Department of Justice
U.S. Attorney’s Office
Northern District of California

FOR IMMEDIATE RELEASE
Wednesday, November 5, 2014

Agilent Technologies, Inc. To Pay $849,678 To Resolve Fraud Allegations Of Bid Rigging

SAN FRANCISCO – Agilent Technologies, Inc. has agreed to pay the government $849,678 to resolve allegations that it submitted false claims to the United States in connection with the sale of electronic measurement instruments, United States Attorney Melinda Haag and Defense Criminal Investigative Service Special Agent in Charge Chris Hendrickson announced today.

In March 2013, Agilent made a voluntary disclosure to the Inspector General of the Department of Defense that certain sales of electronic measurement instruments and systems to the government were the result of improper coordination of pricing and bid strategy between Agilent and its distributors and resellers. During the government’s subsequent investigation, Agilent provided information and materials showing that it entered into agreements with its partners on whether to bid, and what prices to bid, often for the purpose of meeting the requirement under procurement rules that the government consider a minimum of three bids. The settlement agreement resolves the government’s investigation, in which Agilent fully cooperated.

“This settlement demonstrates our continuing commitment to ensure the integrity of the government procurement system. We commend Agilent for its prompt disclosure of improper price coordination, and subsequent cooperation in the government’s investigation.”

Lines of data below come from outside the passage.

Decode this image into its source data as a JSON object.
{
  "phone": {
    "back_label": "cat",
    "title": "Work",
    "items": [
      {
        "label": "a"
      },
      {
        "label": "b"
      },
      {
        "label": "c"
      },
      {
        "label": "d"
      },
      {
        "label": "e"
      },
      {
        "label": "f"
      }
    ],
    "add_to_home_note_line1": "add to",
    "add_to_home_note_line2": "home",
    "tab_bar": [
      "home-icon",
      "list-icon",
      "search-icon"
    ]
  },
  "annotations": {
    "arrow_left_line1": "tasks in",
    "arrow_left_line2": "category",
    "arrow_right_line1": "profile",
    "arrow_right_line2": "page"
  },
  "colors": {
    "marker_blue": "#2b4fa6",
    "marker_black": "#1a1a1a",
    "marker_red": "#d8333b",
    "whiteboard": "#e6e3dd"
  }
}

The settlement with Agilent was the result of a coordinated effort among the United States Attorney’s Office, Defense Criminal Investigative Service, Defense Contract Audit Agency, and the General Services Administration, Office of Inspector General.

Assistant U.S. Attorneys Steven J. Saltiel and Ann Marie Reding handled the matter on behalf of the U.S. Attorney’s Office.

 

 

Updated November 18, 2014